BEGIN

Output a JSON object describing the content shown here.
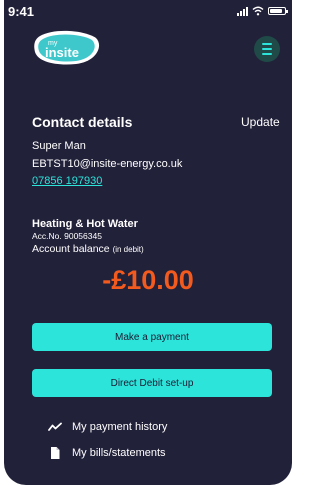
{
  "status_bar": {
    "time": "9:41",
    "icons": [
      "signal-icon",
      "wifi-icon",
      "battery-icon"
    ]
  },
  "header": {
    "logo": {
      "small_text": "my",
      "brand_text": "insite"
    },
    "menu_icon": "hamburger-menu-icon"
  },
  "contact": {
    "title": "Contact details",
    "update_label": "Update",
    "name": "Super Man",
    "email": "EBTST10@insite-energy.co.uk",
    "phone": "07856 197930"
  },
  "account": {
    "title": "Heating & Hot Water",
    "number": "Acc.No. 90056345",
    "balance_label": "Account balance",
    "balance_note": "(in debit)",
    "balance_value": "-£10.00"
  },
  "actions": {
    "make_payment": "Make a payment",
    "direct_debit": "Direct Debit set-up"
  },
  "links": {
    "payment_history": {
      "label": "My payment history",
      "icon": "trend-line-icon"
    },
    "bills": {
      "label": "My bills/statements",
      "icon": "document-icon"
    }
  },
  "colors": {
    "background": "#22213a",
    "accent": "#2de4da",
    "balance": "#f25a1e",
    "text": "#ffffff"
  }
}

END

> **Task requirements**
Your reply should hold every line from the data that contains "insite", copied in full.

> **Task output**
      "brand_text": "insite"
    "email": "EBTST10@insite-energy.co.uk",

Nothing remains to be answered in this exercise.